Another tool the FDA has handed device manufacturers is litigation complaint summary reporting, which allows manufacturers to file a single “summary” report with up to 1,175 individual patient injury reports attached. If one were counting the number of injuries related to a particular product, that summary report would emerge as a single injury. To put this in perspective, FDA records provided to KHN show that the program kept over 480,000 injuries or malfunctions from public view.

The FDA’s Solution: Reclassification

Hours after KHN’s investigative findings were published, the FDA sent a letter to healthcare providers that signaled their awareness of the rising number of medical device reports (MDRs) involving surgical staplers and surgical staples. The letter also outlined two safety precautions the agency is planning in the coming months: a public advisory hearing and a draft guidance with labeling instructions for manufacturers. According to the agency, the goal of each of these steps is to improve the safety of surgical staplers and implantable staples.

As of this writing, surgical staplers are regulated as Class I medical devices, meaning premarket submission to the FDA is not mandatory. Conversely, implantable surgical staples are Class II and require premarket review. The FDA is essentially considering reclassifying surgical staplers to Class II, which would enable the use of several key tools, such as strict performance testing, usability demonstrations, and labeling comprehension.

Looking to the Future

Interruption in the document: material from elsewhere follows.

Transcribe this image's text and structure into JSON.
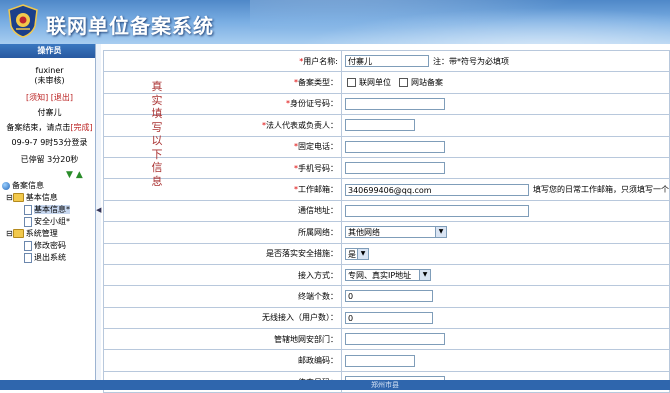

The Global Surgical Staplers market is expected to exceed $4 billion by 2024. This is largely due to the growing number of surgical procedures performed per diem, the rising popularity of medical tourism, various technological advancements, and the development of minimally invasive procedures. Given the severity of potential injuries, the lack of publicly available information, and current litigation trends, it is very likely that we will witness a slew of device-related mass-tort trials in the near future.